(Beginning of EXTRACTED ENTRIES)
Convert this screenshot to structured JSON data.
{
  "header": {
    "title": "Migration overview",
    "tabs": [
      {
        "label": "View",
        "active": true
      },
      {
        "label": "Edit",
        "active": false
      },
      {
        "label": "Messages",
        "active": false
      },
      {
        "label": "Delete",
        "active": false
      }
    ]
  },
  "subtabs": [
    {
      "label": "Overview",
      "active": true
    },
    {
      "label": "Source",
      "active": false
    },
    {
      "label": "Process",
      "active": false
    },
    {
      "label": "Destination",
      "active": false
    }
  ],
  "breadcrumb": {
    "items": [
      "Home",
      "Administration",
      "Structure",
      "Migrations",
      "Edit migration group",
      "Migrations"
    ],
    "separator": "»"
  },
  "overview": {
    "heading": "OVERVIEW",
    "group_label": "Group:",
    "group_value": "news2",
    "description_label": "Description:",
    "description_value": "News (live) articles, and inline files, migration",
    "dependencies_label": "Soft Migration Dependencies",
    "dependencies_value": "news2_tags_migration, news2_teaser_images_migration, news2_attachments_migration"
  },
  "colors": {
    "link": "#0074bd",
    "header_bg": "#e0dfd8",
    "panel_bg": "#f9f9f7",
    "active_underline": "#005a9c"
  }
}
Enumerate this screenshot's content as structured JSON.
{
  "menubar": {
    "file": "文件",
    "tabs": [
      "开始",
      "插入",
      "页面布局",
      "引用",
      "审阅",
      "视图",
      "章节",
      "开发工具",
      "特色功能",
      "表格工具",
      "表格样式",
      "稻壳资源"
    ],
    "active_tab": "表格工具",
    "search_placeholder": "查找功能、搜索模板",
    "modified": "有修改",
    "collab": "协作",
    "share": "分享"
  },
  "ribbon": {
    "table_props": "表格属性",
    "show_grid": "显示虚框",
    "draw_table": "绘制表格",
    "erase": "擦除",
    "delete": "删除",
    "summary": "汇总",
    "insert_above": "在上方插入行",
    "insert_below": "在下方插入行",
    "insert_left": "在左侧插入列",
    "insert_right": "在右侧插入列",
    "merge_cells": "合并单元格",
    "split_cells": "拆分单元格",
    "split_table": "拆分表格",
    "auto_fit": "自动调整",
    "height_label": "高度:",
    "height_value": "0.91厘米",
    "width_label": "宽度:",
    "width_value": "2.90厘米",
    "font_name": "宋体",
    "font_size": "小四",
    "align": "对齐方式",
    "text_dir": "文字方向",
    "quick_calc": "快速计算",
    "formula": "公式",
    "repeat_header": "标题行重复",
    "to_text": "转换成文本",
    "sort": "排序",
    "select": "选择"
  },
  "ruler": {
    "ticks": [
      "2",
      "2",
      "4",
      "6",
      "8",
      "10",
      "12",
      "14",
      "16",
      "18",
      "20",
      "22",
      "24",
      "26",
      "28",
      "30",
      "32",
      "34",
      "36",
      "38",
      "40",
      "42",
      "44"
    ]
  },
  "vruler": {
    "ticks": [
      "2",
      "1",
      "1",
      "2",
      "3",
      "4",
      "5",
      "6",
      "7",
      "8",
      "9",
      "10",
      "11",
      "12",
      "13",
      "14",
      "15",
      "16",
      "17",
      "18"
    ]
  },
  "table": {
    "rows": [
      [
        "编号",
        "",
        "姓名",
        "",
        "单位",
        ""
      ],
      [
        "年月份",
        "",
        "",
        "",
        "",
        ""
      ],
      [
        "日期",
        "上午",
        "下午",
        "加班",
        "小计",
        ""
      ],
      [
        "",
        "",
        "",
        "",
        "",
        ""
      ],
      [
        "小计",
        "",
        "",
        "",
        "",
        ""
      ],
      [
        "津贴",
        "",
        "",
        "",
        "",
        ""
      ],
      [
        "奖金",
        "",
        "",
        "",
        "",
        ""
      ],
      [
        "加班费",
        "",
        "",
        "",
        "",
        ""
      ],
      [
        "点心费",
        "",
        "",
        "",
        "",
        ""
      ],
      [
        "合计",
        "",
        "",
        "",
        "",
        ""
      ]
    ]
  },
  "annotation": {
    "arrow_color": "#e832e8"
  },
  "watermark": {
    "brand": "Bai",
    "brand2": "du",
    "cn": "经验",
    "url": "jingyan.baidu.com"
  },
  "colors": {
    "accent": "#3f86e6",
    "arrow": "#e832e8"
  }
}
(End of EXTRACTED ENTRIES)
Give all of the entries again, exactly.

[TASK SOLUTION]
Convert this screenshot to structured JSON data.
{
  "header": {
    "title": "Migration overview",
    "tabs": [
      {
        "label": "View",
        "active": true
      },
      {
        "label": "Edit",
        "active": false
      },
      {
        "label": "Messages",
        "active": false
      },
      {
        "label": "Delete",
        "active": false
      }
    ]
  },
  "subtabs": [
    {
      "label": "Overview",
      "active": true
    },
    {
      "label": "Source",
      "active": false
    },
    {
      "label": "Process",
      "active": false
    },
    {
      "label": "Destination",
      "active": false
    }
  ],
  "breadcrumb": {
    "items": [
      "Home",
      "Administration",
      "Structure",
      "Migrations",
      "Edit migration group",
      "Migrations"
    ],
    "separator": "»"
  },
  "overview": {
    "heading": "OVERVIEW",
    "group_label": "Group:",
    "group_value": "news2",
    "description_label": "Description:",
    "description_value": "News (live) articles, and inline files, migration",
    "dependencies_label": "Soft Migration Dependencies",
    "dependencies_value": "news2_tags_migration, news2_teaser_images_migration, news2_attachments_migration"
  },
  "colors": {
    "link": "#0074bd",
    "header_bg": "#e0dfd8",
    "panel_bg": "#f9f9f7",
    "active_underline": "#005a9c"
  }
}
Enumerate this screenshot's content as structured JSON.
{
  "menubar": {
    "file": "文件",
    "tabs": [
      "开始",
      "插入",
      "页面布局",
      "引用",
      "审阅",
      "视图",
      "章节",
      "开发工具",
      "特色功能",
      "表格工具",
      "表格样式",
      "稻壳资源"
    ],
    "active_tab": "表格工具",
    "search_placeholder": "查找功能、搜索模板",
    "modified": "有修改",
    "collab": "协作",
    "share": "分享"
  },
  "ribbon": {
    "table_props": "表格属性",
    "show_grid": "显示虚框",
    "draw_table": "绘制表格",
    "erase": "擦除",
    "delete": "删除",
    "summary": "汇总",
    "insert_above": "在上方插入行",
    "insert_below": "在下方插入行",
    "insert_left": "在左侧插入列",
    "insert_right": "在右侧插入列",
    "merge_cells": "合并单元格",
    "split_cells": "拆分单元格",
    "split_table": "拆分表格",
    "auto_fit": "自动调整",
    "height_label": "高度:",
    "height_value": "0.91厘米",
    "width_label": "宽度:",
    "width_value": "2.90厘米",
    "font_name": "宋体",
    "font_size": "小四",
    "align": "对齐方式",
    "text_dir": "文字方向",
    "quick_calc": "快速计算",
    "formula": "公式",
    "repeat_header": "标题行重复",
    "to_text": "转换成文本",
    "sort": "排序",
    "select": "选择"
  },
  "ruler": {
    "ticks": [
      "2",
      "2",
      "4",
      "6",
      "8",
      "10",
      "12",
      "14",
      "16",
      "18",
      "20",
      "22",
      "24",
      "26",
      "28",
      "30",
      "32",
      "34",
      "36",
      "38",
      "40",
      "42",
      "44"
    ]
  },
  "vruler": {
    "ticks": [
      "2",
      "1",
      "1",
      "2",
      "3",
      "4",
      "5",
      "6",
      "7",
      "8",
      "9",
      "10",
      "11",
      "12",
      "13",
      "14",
      "15",
      "16",
      "17",
      "18"
    ]
  },
  "table": {
    "rows": [
      [
        "编号",
        "",
        "姓名",
        "",
        "单位",
        ""
      ],
      [
        "年月份",
        "",
        "",
        "",
        "",
        ""
      ],
      [
        "日期",
        "上午",
        "下午",
        "加班",
        "小计",
        ""
      ],
      [
        "",
        "",
        "",
        "",
        "",
        ""
      ],
      [
        "小计",
        "",
        "",
        "",
        "",
        ""
      ],
      [
        "津贴",
        "",
        "",
        "",
        "",
        ""
      ],
      [
        "奖金",
        "",
        "",
        "",
        "",
        ""
      ],
      [
        "加班费",
        "",
        "",
        "",
        "",
        ""
      ],
      [
        "点心费",
        "",
        "",
        "",
        "",
        ""
      ],
      [
        "合计",
        "",
        "",
        "",
        "",
        ""
      ]
    ]
  },
  "annotation": {
    "arrow_color": "#e832e8"
  },
  "watermark": {
    "brand": "Bai",
    "brand2": "du",
    "cn": "经验",
    "url": "jingyan.baidu.com"
  },
  "colors": {
    "accent": "#3f86e6",
    "arrow": "#e832e8"
  }
}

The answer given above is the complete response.